## Exercise brief
Each line of the records needs to come back exactly as written.

• • • • •

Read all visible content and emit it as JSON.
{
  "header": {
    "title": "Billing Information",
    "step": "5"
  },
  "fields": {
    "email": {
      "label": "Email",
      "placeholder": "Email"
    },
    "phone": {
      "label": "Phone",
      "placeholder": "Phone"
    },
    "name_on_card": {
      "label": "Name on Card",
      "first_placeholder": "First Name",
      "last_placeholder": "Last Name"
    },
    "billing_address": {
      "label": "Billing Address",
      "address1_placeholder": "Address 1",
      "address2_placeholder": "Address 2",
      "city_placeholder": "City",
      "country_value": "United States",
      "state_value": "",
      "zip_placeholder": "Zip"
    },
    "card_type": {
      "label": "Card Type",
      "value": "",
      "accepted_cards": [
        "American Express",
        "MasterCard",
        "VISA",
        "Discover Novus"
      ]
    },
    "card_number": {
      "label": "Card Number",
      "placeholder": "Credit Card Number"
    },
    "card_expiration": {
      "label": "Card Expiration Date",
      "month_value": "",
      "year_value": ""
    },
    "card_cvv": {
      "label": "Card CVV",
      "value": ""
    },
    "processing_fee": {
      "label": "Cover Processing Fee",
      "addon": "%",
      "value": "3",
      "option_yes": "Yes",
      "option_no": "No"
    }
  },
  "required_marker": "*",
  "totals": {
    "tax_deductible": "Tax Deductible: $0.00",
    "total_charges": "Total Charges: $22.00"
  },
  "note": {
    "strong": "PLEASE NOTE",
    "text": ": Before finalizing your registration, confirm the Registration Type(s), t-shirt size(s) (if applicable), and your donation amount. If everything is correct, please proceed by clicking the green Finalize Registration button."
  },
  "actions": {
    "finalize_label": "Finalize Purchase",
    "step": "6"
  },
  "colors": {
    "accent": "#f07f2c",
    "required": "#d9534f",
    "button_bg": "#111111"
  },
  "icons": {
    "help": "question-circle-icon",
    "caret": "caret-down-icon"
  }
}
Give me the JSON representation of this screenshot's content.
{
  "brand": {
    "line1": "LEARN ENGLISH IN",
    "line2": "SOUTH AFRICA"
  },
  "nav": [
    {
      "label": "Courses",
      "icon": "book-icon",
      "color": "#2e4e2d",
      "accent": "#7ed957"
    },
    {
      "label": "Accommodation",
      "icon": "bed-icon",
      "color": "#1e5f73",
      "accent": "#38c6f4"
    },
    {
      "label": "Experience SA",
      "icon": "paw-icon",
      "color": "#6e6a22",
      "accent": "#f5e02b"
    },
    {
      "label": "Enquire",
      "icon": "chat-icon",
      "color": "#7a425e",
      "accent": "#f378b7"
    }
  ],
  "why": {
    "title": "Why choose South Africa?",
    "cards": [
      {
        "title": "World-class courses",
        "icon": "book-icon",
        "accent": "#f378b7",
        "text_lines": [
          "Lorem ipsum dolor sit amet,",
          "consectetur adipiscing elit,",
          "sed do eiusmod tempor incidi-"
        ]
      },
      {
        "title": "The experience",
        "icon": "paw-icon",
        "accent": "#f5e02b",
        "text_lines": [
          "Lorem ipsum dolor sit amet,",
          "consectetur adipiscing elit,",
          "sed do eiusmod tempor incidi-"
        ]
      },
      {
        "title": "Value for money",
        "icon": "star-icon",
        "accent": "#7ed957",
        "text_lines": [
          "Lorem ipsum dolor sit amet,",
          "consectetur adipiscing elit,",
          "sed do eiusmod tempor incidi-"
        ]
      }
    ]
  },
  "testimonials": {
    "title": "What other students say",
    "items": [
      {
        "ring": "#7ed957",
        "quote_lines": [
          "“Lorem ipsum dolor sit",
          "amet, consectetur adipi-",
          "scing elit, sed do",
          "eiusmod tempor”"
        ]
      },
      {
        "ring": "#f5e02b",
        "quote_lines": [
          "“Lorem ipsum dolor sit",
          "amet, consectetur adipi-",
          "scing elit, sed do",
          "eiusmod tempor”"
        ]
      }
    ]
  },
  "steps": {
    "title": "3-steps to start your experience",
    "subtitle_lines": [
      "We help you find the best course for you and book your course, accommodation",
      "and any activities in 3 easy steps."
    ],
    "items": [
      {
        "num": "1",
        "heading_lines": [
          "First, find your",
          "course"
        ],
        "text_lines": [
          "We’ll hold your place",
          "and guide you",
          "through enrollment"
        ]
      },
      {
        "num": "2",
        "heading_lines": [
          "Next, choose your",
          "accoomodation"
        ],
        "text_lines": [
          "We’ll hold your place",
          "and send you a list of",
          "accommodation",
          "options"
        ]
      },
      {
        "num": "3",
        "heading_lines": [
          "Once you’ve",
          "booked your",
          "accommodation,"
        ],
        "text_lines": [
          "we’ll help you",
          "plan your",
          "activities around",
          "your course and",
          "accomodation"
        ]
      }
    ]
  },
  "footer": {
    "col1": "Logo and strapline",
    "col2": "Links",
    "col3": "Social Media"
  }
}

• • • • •

## Task answer
Read all visible content and emit it as JSON.
{
  "header": {
    "title": "Billing Information",
    "step": "5"
  },
  "fields": {
    "email": {
      "label": "Email",
      "placeholder": "Email"
    },
    "phone": {
      "label": "Phone",
      "placeholder": "Phone"
    },
    "name_on_card": {
      "label": "Name on Card",
      "first_placeholder": "First Name",
      "last_placeholder": "Last Name"
    },
    "billing_address": {
      "label": "Billing Address",
      "address1_placeholder": "Address 1",
      "address2_placeholder": "Address 2",
      "city_placeholder": "City",
      "country_value": "United States",
      "state_value": "",
      "zip_placeholder": "Zip"
    },
    "card_type": {
      "label": "Card Type",
      "value": "",
      "accepted_cards": [
        "American Express",
        "MasterCard",
        "VISA",
        "Discover Novus"
      ]
    },
    "card_number": {
      "label": "Card Number",
      "placeholder": "Credit Card Number"
    },
    "card_expiration": {
      "label": "Card Expiration Date",
      "month_value": "",
      "year_value": ""
    },
    "card_cvv": {
      "label": "Card CVV",
      "value": ""
    },
    "processing_fee": {
      "label": "Cover Processing Fee",
      "addon": "%",
      "value": "3",
      "option_yes": "Yes",
      "option_no": "No"
    }
  },
  "required_marker": "*",
  "totals": {
    "tax_deductible": "Tax Deductible: $0.00",
    "total_charges": "Total Charges: $22.00"
  },
  "note": {
    "strong": "PLEASE NOTE",
    "text": ": Before finalizing your registration, confirm the Registration Type(s), t-shirt size(s) (if applicable), and your donation amount. If everything is correct, please proceed by clicking the green Finalize Registration button."
  },
  "actions": {
    "finalize_label": "Finalize Purchase",
    "step": "6"
  },
  "colors": {
    "accent": "#f07f2c",
    "required": "#d9534f",
    "button_bg": "#111111"
  },
  "icons": {
    "help": "question-circle-icon",
    "caret": "caret-down-icon"
  }
}
Give me the JSON representation of this screenshot's content.
{
  "brand": {
    "line1": "LEARN ENGLISH IN",
    "line2": "SOUTH AFRICA"
  },
  "nav": [
    {
      "label": "Courses",
      "icon": "book-icon",
      "color": "#2e4e2d",
      "accent": "#7ed957"
    },
    {
      "label": "Accommodation",
      "icon": "bed-icon",
      "color": "#1e5f73",
      "accent": "#38c6f4"
    },
    {
      "label": "Experience SA",
      "icon": "paw-icon",
      "color": "#6e6a22",
      "accent": "#f5e02b"
    },
    {
      "label": "Enquire",
      "icon": "chat-icon",
      "color": "#7a425e",
      "accent": "#f378b7"
    }
  ],
  "why": {
    "title": "Why choose South Africa?",
    "cards": [
      {
        "title": "World-class courses",
        "icon": "book-icon",
        "accent": "#f378b7",
        "text_lines": [
          "Lorem ipsum dolor sit amet,",
          "consectetur adipiscing elit,",
          "sed do eiusmod tempor incidi-"
        ]
      },
      {
        "title": "The experience",
        "icon": "paw-icon",
        "accent": "#f5e02b",
        "text_lines": [
          "Lorem ipsum dolor sit amet,",
          "consectetur adipiscing elit,",
          "sed do eiusmod tempor incidi-"
        ]
      },
      {
        "title": "Value for money",
        "icon": "star-icon",
        "accent": "#7ed957",
        "text_lines": [
          "Lorem ipsum dolor sit amet,",
          "consectetur adipiscing elit,",
          "sed do eiusmod tempor incidi-"
        ]
      }
    ]
  },
  "testimonials": {
    "title": "What other students say",
    "items": [
      {
        "ring": "#7ed957",
        "quote_lines": [
          "“Lorem ipsum dolor sit",
          "amet, consectetur adipi-",
          "scing elit, sed do",
          "eiusmod tempor”"
        ]
      },
      {
        "ring": "#f5e02b",
        "quote_lines": [
          "“Lorem ipsum dolor sit",
          "amet, consectetur adipi-",
          "scing elit, sed do",
          "eiusmod tempor”"
        ]
      }
    ]
  },
  "steps": {
    "title": "3-steps to start your experience",
    "subtitle_lines": [
      "We help you find the best course for you and book your course, accommodation",
      "and any activities in 3 easy steps."
    ],
    "items": [
      {
        "num": "1",
        "heading_lines": [
          "First, find your",
          "course"
        ],
        "text_lines": [
          "We’ll hold your place",
          "and guide you",
          "through enrollment"
        ]
      },
      {
        "num": "2",
        "heading_lines": [
          "Next, choose your",
          "accoomodation"
        ],
        "text_lines": [
          "We’ll hold your place",
          "and send you a list of",
          "accommodation",
          "options"
        ]
      },
      {
        "num": "3",
        "heading_lines": [
          "Once you’ve",
          "booked your",
          "accommodation,"
        ],
        "text_lines": [
          "we’ll help you",
          "plan your",
          "activities around",
          "your course and",
          "accomodation"
        ]
      }
    ]
  },
  "footer": {
    "col1": "Logo and strapline",
    "col2": "Links",
    "col3": "Social Media"
  }
}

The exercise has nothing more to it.